» Exercise objective: Would you copy each line of the data below that has "Vacaciones"?

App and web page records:
=-=-=

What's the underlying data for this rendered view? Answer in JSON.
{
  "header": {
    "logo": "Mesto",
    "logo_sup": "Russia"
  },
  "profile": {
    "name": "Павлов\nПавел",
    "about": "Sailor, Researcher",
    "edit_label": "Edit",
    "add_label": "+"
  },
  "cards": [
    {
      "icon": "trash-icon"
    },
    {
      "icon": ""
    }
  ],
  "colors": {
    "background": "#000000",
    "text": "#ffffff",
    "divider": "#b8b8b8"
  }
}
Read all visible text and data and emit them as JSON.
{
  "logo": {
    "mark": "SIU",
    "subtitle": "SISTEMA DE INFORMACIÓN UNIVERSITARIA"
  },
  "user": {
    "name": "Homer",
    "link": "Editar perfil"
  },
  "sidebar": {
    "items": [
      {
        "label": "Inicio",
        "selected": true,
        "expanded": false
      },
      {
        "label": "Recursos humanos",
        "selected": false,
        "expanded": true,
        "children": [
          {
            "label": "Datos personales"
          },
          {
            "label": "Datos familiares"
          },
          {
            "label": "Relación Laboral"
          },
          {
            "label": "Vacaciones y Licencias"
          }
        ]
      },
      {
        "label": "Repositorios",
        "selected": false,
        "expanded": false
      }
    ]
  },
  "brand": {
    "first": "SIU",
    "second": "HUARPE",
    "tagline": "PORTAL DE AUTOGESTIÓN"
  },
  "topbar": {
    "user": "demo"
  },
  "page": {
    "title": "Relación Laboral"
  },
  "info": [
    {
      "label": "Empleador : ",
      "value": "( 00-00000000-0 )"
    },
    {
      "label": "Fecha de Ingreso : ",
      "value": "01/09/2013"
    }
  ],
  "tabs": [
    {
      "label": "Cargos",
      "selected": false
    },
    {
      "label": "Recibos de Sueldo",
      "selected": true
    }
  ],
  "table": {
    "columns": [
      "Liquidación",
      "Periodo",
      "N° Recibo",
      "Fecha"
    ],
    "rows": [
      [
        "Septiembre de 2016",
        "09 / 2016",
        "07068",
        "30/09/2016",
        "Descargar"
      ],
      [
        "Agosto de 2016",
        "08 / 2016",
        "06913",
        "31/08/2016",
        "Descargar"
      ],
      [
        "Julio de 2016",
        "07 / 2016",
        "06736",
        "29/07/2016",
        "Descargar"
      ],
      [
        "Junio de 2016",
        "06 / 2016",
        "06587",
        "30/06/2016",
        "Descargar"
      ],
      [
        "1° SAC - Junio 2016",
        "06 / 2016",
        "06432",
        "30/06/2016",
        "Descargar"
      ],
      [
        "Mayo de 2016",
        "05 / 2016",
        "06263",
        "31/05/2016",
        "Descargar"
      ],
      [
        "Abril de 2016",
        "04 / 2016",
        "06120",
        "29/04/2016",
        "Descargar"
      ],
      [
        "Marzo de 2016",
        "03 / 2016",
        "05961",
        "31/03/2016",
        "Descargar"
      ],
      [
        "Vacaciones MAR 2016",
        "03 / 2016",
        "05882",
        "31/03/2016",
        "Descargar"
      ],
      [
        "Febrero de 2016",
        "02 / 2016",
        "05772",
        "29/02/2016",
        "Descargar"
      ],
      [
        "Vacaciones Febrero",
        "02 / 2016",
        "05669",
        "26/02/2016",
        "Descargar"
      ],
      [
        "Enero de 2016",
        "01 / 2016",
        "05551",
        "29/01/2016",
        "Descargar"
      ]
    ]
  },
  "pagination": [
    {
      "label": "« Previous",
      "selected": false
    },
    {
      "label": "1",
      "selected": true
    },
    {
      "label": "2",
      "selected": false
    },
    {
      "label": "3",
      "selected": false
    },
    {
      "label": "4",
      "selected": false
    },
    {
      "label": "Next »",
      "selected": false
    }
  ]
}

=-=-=

» Worked solution:
            "label": "Vacaciones y Licencias"
        "Vacaciones MAR 2016",
        "Vacaciones Febrero",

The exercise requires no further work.